Updated on 2/14/2023 at 1:20p.m. ET: As expected, Idris Elba’s admission that he no longer refers to himself as a Black actor because it limited him in his career didn’t land with folks the way he intended.
While there’s of course a nuanced conversation to be had, Elba made sure to further clarify his points in a tweet over the weekend saying:
“There isn’t a soul on this earth that can question whether I consider myself a BLACK MAN or not. Being an ‘actor’ is a profession, like being an ‘architect’ ,they are not defined by race. However, If YOU define your work by your race, that is your Perogative. Ah lie?”
Whether or not this was a general response to the online criticism or a direct response to fellow British actor John Boyega’s reaction, we’ll never know. But one thing is abundantly clear: Idris said what he said and isn’t backing down.
See the original article below.
Let me first start by saying: I am an Idris Elba fan. Always have been, always will be.
Now that that’s out of the way, I’ve got to admit that I’m a bit puzzled at a recent admission he made during an interview with Esquire UK in which he explained why he no longer calls himself a “Black actor.” Citing the fact that it was more harmful than helpful throughout the course of his career, Elba said:
“Of course, I’m a member of the Black community. You say a prominent one. But when I go to America, I’m a prominent member of the British community. ‘Oh, U.K.’s in the house!’ If we spent half the time not talking about the differences but the similarities between us, the entire planet would have a shift in the way we deal with each other.”
OK, I can get with that somewhat.
“As humans, we are obsessed with race. And that obsession can really hinder people’s aspirations, hinder people’s growth. Racism should be a topic for discussion, sure. Racism is very real. But from my perspective, it’s only as powerful as you allow it to be. I stopped describing myself as a Black actor when I realized it put me in a box. We’ve got to grow. We’ve got to. Our skin is no more than that: it’s just skin. Rant over.”
“I did it[acting] because I thought that’s a great profession and I could do a good job at it. As you get up the ladder, you get asked what it’s like to be the first Black to do this or that. Well, it’s the same as it would be if I were white. It’s the first time for me. I don’t want to be the first Black. I’m the first Idris.”
Wow, umm, OK Big ‘Dris.
While I understand his intentions and that he’s speaking from his personal experience and what he feels is true in his life, I can’t help but point out a few flaws in his latter statements.
For starters, racism isn’t as powerful as we allow it to be. My determination to not succumb to racism will do nothing to stop the effects of it from affecting me in some way, shape or form. Why? Because America was founded on racist and anti-Black ideals that continue to systematically oppress Black people, people of color, and other marginalized communities to this day. If all it took was for individuals to say, “I no longer give power to racism,” then this problem should’ve been eradicated centuries ago.
Secondly, I can understand why you would think our skin is just skin, but it’s not.
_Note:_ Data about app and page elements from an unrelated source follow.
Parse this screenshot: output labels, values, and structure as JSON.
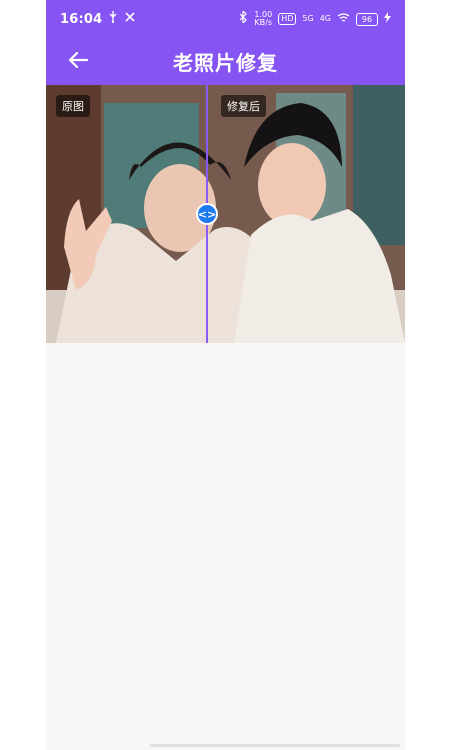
{
  "status_bar": {
    "time": "16:04",
    "network_speed_top": "1.00",
    "network_speed_bottom": "KB/s",
    "hd_badge": "HD",
    "signal_1": "5G",
    "signal_2": "4G",
    "battery": "96",
    "icons": [
      "usb-icon",
      "tools-icon",
      "bluetooth-icon",
      "wifi-icon",
      "charging-icon"
    ]
  },
  "header": {
    "title": "老照片修复",
    "back_icon": "arrow-left-icon",
    "color": "#8654f2"
  },
  "comparison": {
    "left_label": "原图",
    "right_label": "修复后",
    "handle_symbol": "<>"
  }
}
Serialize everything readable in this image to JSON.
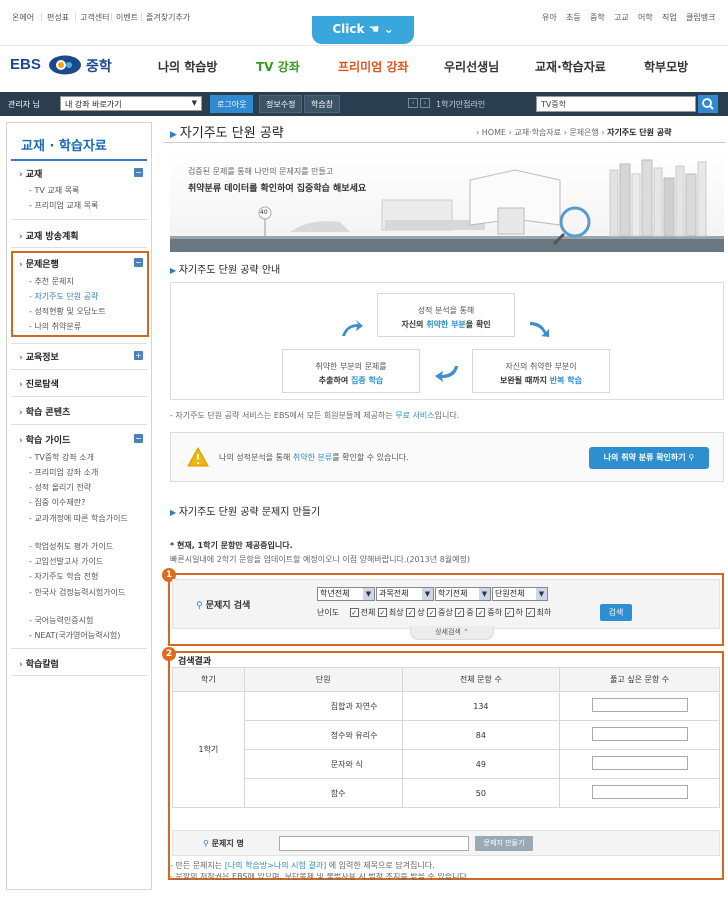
{
  "topbar": {
    "left_links": [
      "온에어",
      "편성표",
      "고객센터",
      "이벤트",
      "즐겨찾기추가"
    ],
    "click_label": "Click",
    "right_links": [
      "유아",
      "초등",
      "중학",
      "고교",
      "어학",
      "직업",
      "클립뱅크"
    ]
  },
  "logo": {
    "ebs": "EBS",
    "grade": "중학"
  },
  "gnav": [
    "나의 학습방",
    "TV 강좌",
    "프리미엄 강좌",
    "우리선생님",
    "교재·학습자료",
    "학부모방"
  ],
  "colors": {
    "gnav_tv": "#3a9a1e",
    "gnav_premium": "#e0531a",
    "accent": "#2e7dc6",
    "highlight_box": "#d2691e"
  },
  "adminbar": {
    "user": "관리자 님",
    "select_label": "내 강좌 바로가기",
    "logout": "로그아웃",
    "edit_info": "정보수정",
    "study": "학습창",
    "ticker": "1학기만점라인",
    "search_value": "TV중학"
  },
  "sidebar": {
    "title": "교재 · 학습자료",
    "sections": [
      {
        "label": "교재",
        "toggle": "−",
        "items": [
          "TV 교재 목록",
          "프리미엄 교재 목록"
        ]
      },
      {
        "label": "교재 방송계획",
        "toggle": "",
        "items": []
      },
      {
        "label": "문제은행",
        "toggle": "−",
        "items": [
          "추천 문제지",
          "자기주도 단원 공략",
          "성적현황 및 오답노트",
          "나의 취약분류"
        ]
      },
      {
        "label": "교육정보",
        "toggle": "+",
        "items": []
      },
      {
        "label": "진로탐색",
        "toggle": "",
        "items": []
      },
      {
        "label": "학습 콘텐츠",
        "toggle": "",
        "items": []
      },
      {
        "label": "학습 가이드",
        "toggle": "−",
        "items": [
          "TV중학 강좌 소개",
          "프리미엄 강좌 소개",
          "성적 올리기 전략",
          "집중 이수제란?",
          "교과개정에 따른 학습가이드",
          "학업성취도 평가 가이드",
          "고입선발고사 가이드",
          "자기주도 학습 전형",
          "한국사 검정능력시험가이드",
          "국어능력인증시험",
          "NEAT(국가영어능력시험)"
        ]
      },
      {
        "label": "학습칼럼",
        "toggle": "",
        "items": []
      }
    ]
  },
  "page": {
    "title": "자기주도 단원 공략",
    "breadcrumb": [
      "HOME",
      "교재·학습자료",
      "문제은행",
      "자기주도 단원 공략"
    ]
  },
  "banner": {
    "line1": "검증된 문제를 통해 나만의 문제지를 만들고",
    "line2": "취약분류 데이터를 확인하여 집중학습 해보세요",
    "sign": "40"
  },
  "guide": {
    "heading": "자기주도 단원 공략 안내",
    "step1": {
      "l1": "성적 분석을 통해",
      "l2a": "자신의 ",
      "l2b": "취약한 부분",
      "l2c": "을 확인"
    },
    "step2": {
      "l1": "자신의 취약한 부분이",
      "l2a": "보완될 때까지 ",
      "l2b": "반복 학습"
    },
    "step3": {
      "l1": "취약한 부분의 문제를",
      "l2a": "추출하여 ",
      "l2b": "집중 학습"
    },
    "note_a": "- 자기주도 단원 공략 서비스는 EBS에서 모든 회원분들께 제공하는 ",
    "note_b": "무료 서비스",
    "note_c": "입니다."
  },
  "weak": {
    "text_a": "나의 성적분석을 통해 ",
    "text_b": "취약한 분류",
    "text_c": "를 확인할 수 있습니다.",
    "button": "나의 취약 분류 확인하기"
  },
  "make": {
    "heading": "자기주도 단원 공략 문제지 만들기",
    "notice1": "* 현재, 1학기 문항만 제공중입니다.",
    "notice2": "빠른시일내에 2학기 문항을 업데이트할 예정이오니 이점 양해바랍니다.(2013년 8월예정)"
  },
  "search": {
    "badge": "1",
    "label": "문제지 검색",
    "selects": [
      "학년전체",
      "과목전체",
      "학기전체",
      "단원전체"
    ],
    "difficulty_label": "난이도",
    "difficulty": [
      "전체",
      "최상",
      "상",
      "중상",
      "중",
      "중하",
      "하",
      "최하"
    ],
    "button": "검색",
    "more": "상세검색"
  },
  "results": {
    "badge": "2",
    "heading": "검색결과",
    "columns": [
      "학기",
      "단원",
      "전체 문항 수",
      "풀고 싶은 문항 수"
    ],
    "semester": "1학기",
    "rows": [
      {
        "unit": "집합과 자연수",
        "count": "134"
      },
      {
        "unit": "정수와 유리수",
        "count": "84"
      },
      {
        "unit": "문자와 식",
        "count": "49"
      },
      {
        "unit": "함수",
        "count": "50"
      }
    ]
  },
  "name_row": {
    "label": "문제지 명",
    "button": "문제지 만들기"
  },
  "footer": {
    "note1a": "- 만든 문제지는 ",
    "note1b": "[나의 학습방>나의 시험 결과]",
    "note1c": " 에 입력한 제목으로 담겨집니다.",
    "note2": "- 문항의 저작권은 EBS에 있으며, 무단복제 및 불법사용 시 법적 조치를 받을 수 있습니다."
  }
}
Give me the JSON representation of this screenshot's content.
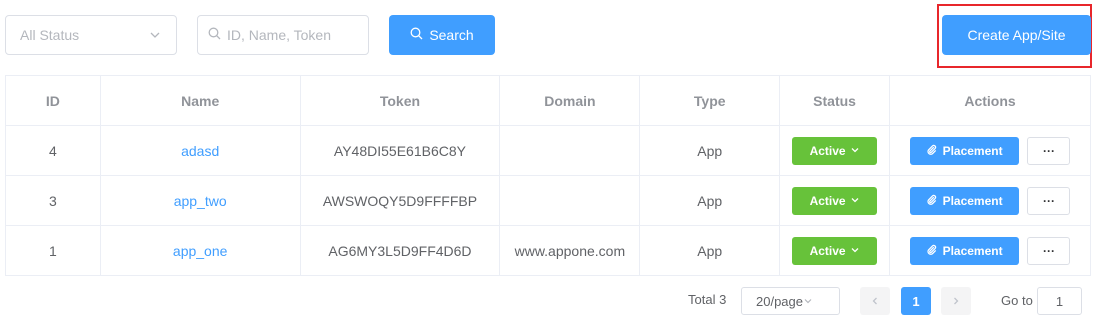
{
  "toolbar": {
    "status_placeholder": "All Status",
    "search_placeholder": "ID, Name, Token",
    "search_label": "Search",
    "create_label": "Create App/Site"
  },
  "table": {
    "headers": {
      "id": "ID",
      "name": "Name",
      "token": "Token",
      "domain": "Domain",
      "type": "Type",
      "status": "Status",
      "actions": "Actions"
    },
    "rows": [
      {
        "id": "4",
        "name": "adasd",
        "token": "AY48DI55E61B6C8Y",
        "domain": "",
        "type": "App",
        "status": "Active",
        "placement": "Placement",
        "more": "···"
      },
      {
        "id": "3",
        "name": "app_two",
        "token": "AWSWOQY5D9FFFFBP",
        "domain": "",
        "type": "App",
        "status": "Active",
        "placement": "Placement",
        "more": "···"
      },
      {
        "id": "1",
        "name": "app_one",
        "token": "AG6MY3L5D9FF4D6D",
        "domain": "www.appone.com",
        "type": "App",
        "status": "Active",
        "placement": "Placement",
        "more": "···"
      }
    ]
  },
  "pagination": {
    "total": "Total 3",
    "page_size": "20/page",
    "current_page": "1",
    "goto_label": "Go to",
    "goto_value": "1"
  },
  "colors": {
    "primary": "#409eff",
    "success": "#67c23a",
    "highlight": "#e8262b"
  },
  "icons": {
    "status_select": "chevron-down-icon",
    "search_input": "search-icon",
    "search_button": "search-icon",
    "status_dropdown": "chevron-down-icon",
    "placement": "paperclip-icon",
    "prev": "chevron-left-icon",
    "next": "chevron-right-icon"
  }
}
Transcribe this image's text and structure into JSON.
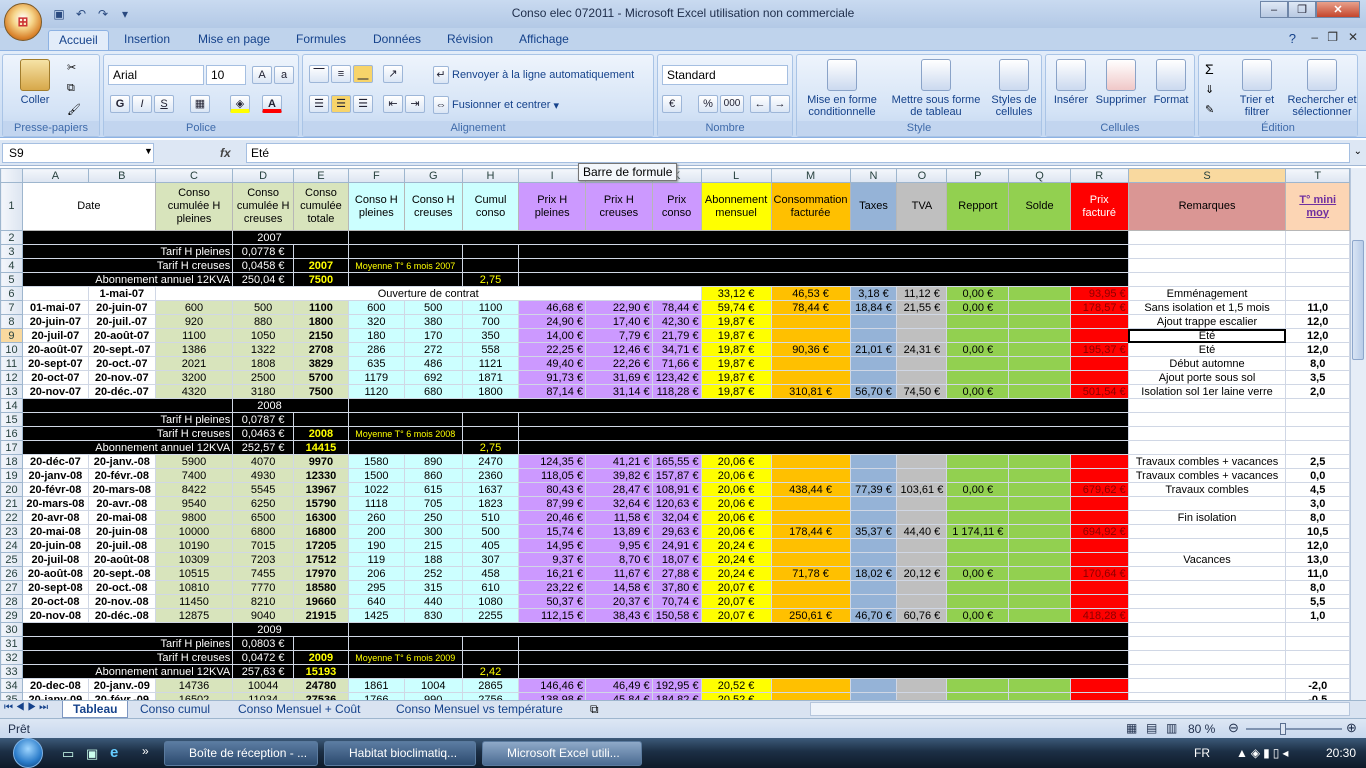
{
  "window": {
    "title": "Conso elec 072011 - Microsoft Excel utilisation non commerciale"
  },
  "ribbon": {
    "tabs": [
      "Accueil",
      "Insertion",
      "Mise en page",
      "Formules",
      "Données",
      "Révision",
      "Affichage"
    ],
    "groups": {
      "clipboard": "Presse-papiers",
      "font": "Police",
      "alignment": "Alignement",
      "number": "Nombre",
      "style": "Style",
      "cells": "Cellules",
      "edit": "Édition"
    },
    "paste": "Coller",
    "font_name": "Arial",
    "font_size": "10",
    "wrap": "Renvoyer à la ligne automatiquement",
    "merge": "Fusionner et centrer",
    "number_format": "Standard",
    "cond_format": "Mise en forme conditionnelle",
    "table_format": "Mettre sous forme de tableau",
    "cell_styles": "Styles de cellules",
    "insert": "Insérer",
    "delete": "Supprimer",
    "format": "Format",
    "sort": "Trier et filtrer",
    "find": "Rechercher et sélectionner",
    "bold": "G",
    "italic": "I",
    "underline": "S",
    "percent": "%",
    "thousands": "000"
  },
  "formula_bar": {
    "cell": "S9",
    "fx": "fx",
    "value": "Eté",
    "tooltip": "Barre de formule"
  },
  "columns": [
    "A",
    "B",
    "C",
    "D",
    "E",
    "F",
    "G",
    "H",
    "I",
    "J",
    "K",
    "L",
    "M",
    "N",
    "O",
    "P",
    "Q",
    "R",
    "S",
    "T"
  ],
  "headers": {
    "date": "Date",
    "c": "Conso cumulée H pleines",
    "d": "Conso cumulée H creuses",
    "e": "Conso cumulée totale",
    "f": "Conso H pleines",
    "g": "Conso H creuses",
    "h": "Cumul conso",
    "i": "Prix H pleines",
    "j": "Prix H creuses",
    "k": "Prix conso",
    "l": "Abonnement mensuel",
    "m": "Consommation facturée",
    "n": "Taxes",
    "o": "TVA",
    "p": "Repport",
    "q": "Solde",
    "r": "Prix facturé",
    "s": "Remarques",
    "t": "T° mini moy"
  },
  "rows": [
    {
      "n": "2",
      "type": "year",
      "c": "2007"
    },
    {
      "n": "3",
      "type": "tarif",
      "label": "Tarif H pleines",
      "val": "0,0778 €"
    },
    {
      "n": "4",
      "type": "tarif",
      "label": "Tarif H creuses",
      "val": "0,0458 €",
      "e": "2007",
      "note": "Moyenne T° 6 mois 2007"
    },
    {
      "n": "5",
      "type": "tarif",
      "label": "Abonnement annuel 12KVA",
      "val": "250,04 €",
      "e": "7500",
      "g": "2,75"
    },
    {
      "n": "6",
      "type": "data",
      "a": "",
      "b": "1-mai-07",
      "f": "Ouverture de contrat",
      "l": "33,12 €",
      "m": "46,53 €",
      "nn": "3,18 €",
      "o": "11,12 €",
      "p": "0,00 €",
      "r": "93,95 €",
      "s": "Emménagement",
      "t": ""
    },
    {
      "n": "7",
      "type": "data",
      "a": "01-mai-07",
      "b": "20-juin-07",
      "c": "600",
      "d": "500",
      "e": "1100",
      "f": "600",
      "g": "500",
      "h": "1100",
      "i": "46,68 €",
      "j": "22,90 €",
      "k": "78,44 €",
      "l": "59,74 €",
      "m": "78,44 €",
      "nn": "18,84 €",
      "o": "21,55 €",
      "p": "0,00 €",
      "r": "178,57 €",
      "s": "Sans isolation et 1,5 mois",
      "t": "11,0"
    },
    {
      "n": "8",
      "type": "data",
      "a": "20-juin-07",
      "b": "20-juil.-07",
      "c": "920",
      "d": "880",
      "e": "1800",
      "f": "320",
      "g": "380",
      "h": "700",
      "i": "24,90 €",
      "j": "17,40 €",
      "k": "42,30 €",
      "l": "19,87 €",
      "s": "Ajout trappe escalier",
      "t": "12,0"
    },
    {
      "n": "9",
      "type": "data",
      "a": "20-juil-07",
      "b": "20-août-07",
      "c": "1100",
      "d": "1050",
      "e": "2150",
      "f": "180",
      "g": "170",
      "h": "350",
      "i": "14,00 €",
      "j": "7,79 €",
      "k": "21,79 €",
      "l": "19,87 €",
      "s": "Eté",
      "t": "12,0",
      "sel": true
    },
    {
      "n": "10",
      "type": "data",
      "a": "20-août-07",
      "b": "20-sept.-07",
      "c": "1386",
      "d": "1322",
      "e": "2708",
      "f": "286",
      "g": "272",
      "h": "558",
      "i": "22,25 €",
      "j": "12,46 €",
      "k": "34,71 €",
      "l": "19,87 €",
      "m": "90,36 €",
      "nn": "21,01 €",
      "o": "24,31 €",
      "p": "0,00 €",
      "r": "195,37 €",
      "s": "Eté",
      "t": "12,0"
    },
    {
      "n": "11",
      "type": "data",
      "a": "20-sept-07",
      "b": "20-oct.-07",
      "c": "2021",
      "d": "1808",
      "e": "3829",
      "f": "635",
      "g": "486",
      "h": "1121",
      "i": "49,40 €",
      "j": "22,26 €",
      "k": "71,66 €",
      "l": "19,87 €",
      "s": "Début automne",
      "t": "8,0"
    },
    {
      "n": "12",
      "type": "data",
      "a": "20-oct-07",
      "b": "20-nov.-07",
      "c": "3200",
      "d": "2500",
      "e": "5700",
      "f": "1179",
      "g": "692",
      "h": "1871",
      "i": "91,73 €",
      "j": "31,69 €",
      "k": "123,42 €",
      "l": "19,87 €",
      "s": "Ajout porte sous sol",
      "t": "3,5"
    },
    {
      "n": "13",
      "type": "data",
      "a": "20-nov-07",
      "b": "20-déc.-07",
      "c": "4320",
      "d": "3180",
      "e": "7500",
      "f": "1120",
      "g": "680",
      "h": "1800",
      "i": "87,14 €",
      "j": "31,14 €",
      "k": "118,28 €",
      "l": "19,87 €",
      "m": "310,81 €",
      "nn": "56,70 €",
      "o": "74,50 €",
      "p": "0,00 €",
      "r": "501,54 €",
      "s": "Isolation sol 1er laine verre",
      "t": "2,0"
    },
    {
      "n": "14",
      "type": "year",
      "c": "2008"
    },
    {
      "n": "15",
      "type": "tarif",
      "label": "Tarif H pleines",
      "val": "0,0787 €"
    },
    {
      "n": "16",
      "type": "tarif",
      "label": "Tarif H creuses",
      "val": "0,0463 €",
      "e": "2008",
      "note": "Moyenne T° 6 mois 2008"
    },
    {
      "n": "17",
      "type": "tarif",
      "label": "Abonnement annuel 12KVA",
      "val": "252,57 €",
      "e": "14415",
      "g": "2,75"
    },
    {
      "n": "18",
      "type": "data",
      "a": "20-déc-07",
      "b": "20-janv.-08",
      "c": "5900",
      "d": "4070",
      "e": "9970",
      "f": "1580",
      "g": "890",
      "h": "2470",
      "i": "124,35 €",
      "j": "41,21 €",
      "k": "165,55 €",
      "l": "20,06 €",
      "s": "Travaux combles + vacances",
      "t": "2,5"
    },
    {
      "n": "19",
      "type": "data",
      "a": "20-janv-08",
      "b": "20-févr.-08",
      "c": "7400",
      "d": "4930",
      "e": "12330",
      "f": "1500",
      "g": "860",
      "h": "2360",
      "i": "118,05 €",
      "j": "39,82 €",
      "k": "157,87 €",
      "l": "20,06 €",
      "s": "Travaux combles + vacances",
      "t": "0,0"
    },
    {
      "n": "20",
      "type": "data",
      "a": "20-févr-08",
      "b": "20-mars-08",
      "c": "8422",
      "d": "5545",
      "e": "13967",
      "f": "1022",
      "g": "615",
      "h": "1637",
      "i": "80,43 €",
      "j": "28,47 €",
      "k": "108,91 €",
      "l": "20,06 €",
      "m": "438,44 €",
      "nn": "77,39 €",
      "o": "103,61 €",
      "p": "0,00 €",
      "r": "679,62 €",
      "s": "Travaux combles",
      "t": "4,5"
    },
    {
      "n": "21",
      "type": "data",
      "a": "20-mars-08",
      "b": "20-avr.-08",
      "c": "9540",
      "d": "6250",
      "e": "15790",
      "f": "1118",
      "g": "705",
      "h": "1823",
      "i": "87,99 €",
      "j": "32,64 €",
      "k": "120,63 €",
      "l": "20,06 €",
      "s": "",
      "t": "3,0"
    },
    {
      "n": "22",
      "type": "data",
      "a": "20-avr-08",
      "b": "20-mai-08",
      "c": "9800",
      "d": "6500",
      "e": "16300",
      "f": "260",
      "g": "250",
      "h": "510",
      "i": "20,46 €",
      "j": "11,58 €",
      "k": "32,04 €",
      "l": "20,06 €",
      "s": "Fin isolation",
      "t": "8,0"
    },
    {
      "n": "23",
      "type": "data",
      "a": "20-mai-08",
      "b": "20-juin-08",
      "c": "10000",
      "d": "6800",
      "e": "16800",
      "f": "200",
      "g": "300",
      "h": "500",
      "i": "15,74 €",
      "j": "13,89 €",
      "k": "29,63 €",
      "l": "20,06 €",
      "m": "178,44 €",
      "nn": "35,37 €",
      "o": "44,40 €",
      "p": "1 174,11 €",
      "r": "694,92 €",
      "s": "",
      "t": "10,5"
    },
    {
      "n": "24",
      "type": "data",
      "a": "20-juin-08",
      "b": "20-juil.-08",
      "c": "10190",
      "d": "7015",
      "e": "17205",
      "f": "190",
      "g": "215",
      "h": "405",
      "i": "14,95 €",
      "j": "9,95 €",
      "k": "24,91 €",
      "l": "20,24 €",
      "s": "",
      "t": "12,0"
    },
    {
      "n": "25",
      "type": "data",
      "a": "20-juil-08",
      "b": "20-août-08",
      "c": "10309",
      "d": "7203",
      "e": "17512",
      "f": "119",
      "g": "188",
      "h": "307",
      "i": "9,37 €",
      "j": "8,70 €",
      "k": "18,07 €",
      "l": "20,24 €",
      "s": "Vacances",
      "t": "13,0"
    },
    {
      "n": "26",
      "type": "data",
      "a": "20-août-08",
      "b": "20-sept.-08",
      "c": "10515",
      "d": "7455",
      "e": "17970",
      "f": "206",
      "g": "252",
      "h": "458",
      "i": "16,21 €",
      "j": "11,67 €",
      "k": "27,88 €",
      "l": "20,24 €",
      "m": "71,78 €",
      "nn": "18,02 €",
      "o": "20,12 €",
      "p": "0,00 €",
      "r": "170,64 €",
      "s": "",
      "t": "11,0"
    },
    {
      "n": "27",
      "type": "data",
      "a": "20-sept-08",
      "b": "20-oct.-08",
      "c": "10810",
      "d": "7770",
      "e": "18580",
      "f": "295",
      "g": "315",
      "h": "610",
      "i": "23,22 €",
      "j": "14,58 €",
      "k": "37,80 €",
      "l": "20,07 €",
      "s": "",
      "t": "8,0"
    },
    {
      "n": "28",
      "type": "data",
      "a": "20-oct-08",
      "b": "20-nov.-08",
      "c": "11450",
      "d": "8210",
      "e": "19660",
      "f": "640",
      "g": "440",
      "h": "1080",
      "i": "50,37 €",
      "j": "20,37 €",
      "k": "70,74 €",
      "l": "20,07 €",
      "s": "",
      "t": "5,5"
    },
    {
      "n": "29",
      "type": "data",
      "a": "20-nov-08",
      "b": "20-déc.-08",
      "c": "12875",
      "d": "9040",
      "e": "21915",
      "f": "1425",
      "g": "830",
      "h": "2255",
      "i": "112,15 €",
      "j": "38,43 €",
      "k": "150,58 €",
      "l": "20,07 €",
      "m": "250,61 €",
      "nn": "46,70 €",
      "o": "60,76 €",
      "p": "0,00 €",
      "r": "418,28 €",
      "s": "",
      "t": "1,0"
    },
    {
      "n": "30",
      "type": "year",
      "c": "2009"
    },
    {
      "n": "31",
      "type": "tarif",
      "label": "Tarif H pleines",
      "val": "0,0803 €"
    },
    {
      "n": "32",
      "type": "tarif",
      "label": "Tarif H creuses",
      "val": "0,0472 €",
      "e": "2009",
      "note": "Moyenne T° 6 mois 2009"
    },
    {
      "n": "33",
      "type": "tarif",
      "label": "Abonnement annuel 12KVA",
      "val": "257,63 €",
      "e": "15193",
      "g": "2,42"
    },
    {
      "n": "34",
      "type": "data",
      "a": "20-dec-08",
      "b": "20-janv.-09",
      "c": "14736",
      "d": "10044",
      "e": "24780",
      "f": "1861",
      "g": "1004",
      "h": "2865",
      "i": "146,46 €",
      "j": "46,49 €",
      "k": "192,95 €",
      "l": "20,52 €",
      "s": "",
      "t": "-2,0"
    },
    {
      "n": "35",
      "type": "data",
      "a": "20-janv-09",
      "b": "20-févr.-09",
      "c": "16502",
      "d": "11034",
      "e": "27536",
      "f": "1766",
      "g": "990",
      "h": "2756",
      "i": "138,98 €",
      "j": "45,84 €",
      "k": "184,82 €",
      "l": "20,52 €",
      "s": "",
      "t": "-0,5"
    }
  ],
  "sheet_tabs": [
    "Tableau",
    "Conso cumul",
    "Conso Mensuel + Coût",
    "Conso Mensuel vs température"
  ],
  "status": {
    "ready": "Prêt",
    "zoom": "80 %"
  },
  "taskbar": {
    "items": [
      "Boîte de réception - ...",
      "Habitat bioclimatiq...",
      "Microsoft Excel utili..."
    ],
    "lang": "FR",
    "time": "20:30"
  }
}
Our skin should be just skin, but because of systemic racism and global anti-Blackness, what should be looked at as something simple has long been politicized, criminalized, and demonized. But instead of using that fact to minimize the beauty, strength and power that comes with being a more melanated individual or try to distance ourselves from that, our energy would be better used to interrogate why the majority and powers that be have decided to view it as limiting instead of limitless in the first place.
Excuse my bad grammar here but ain’t nothing wrong with being called Black. Where the problem comes into play is when people use that to justify maltreatment, prejudice, and discrimination. This, again, lends credence to the need to question what others are doing by trying to box us in with that label and figure out ways to stop them instead of trying to jump through mental hoops to shift how we see ourselves. We as Black people know by now that Blackness is not a monolith, and with that should come the vast expansion of knowledge of our history, our stories and our creativity.
We ought to take that knowledge and use it to our advantage to create productive conversations and opportunities that will continue to celebrate our nuances and stress the importance and beauty of embracing our differences instead of trying to negate them altogether.
“I think we should fixate on who is typecasting and putting actors in boxes because of this. Not on making weird adjustments for them. We continuously focus on what we have to do so they don’t do this or that. Very worrying. We BLACK and that’s that,” said Star Wars and fellow Black UK actor John Boyega on Twitter in response to Elba’s comments.
I couldn’t have said it better myself.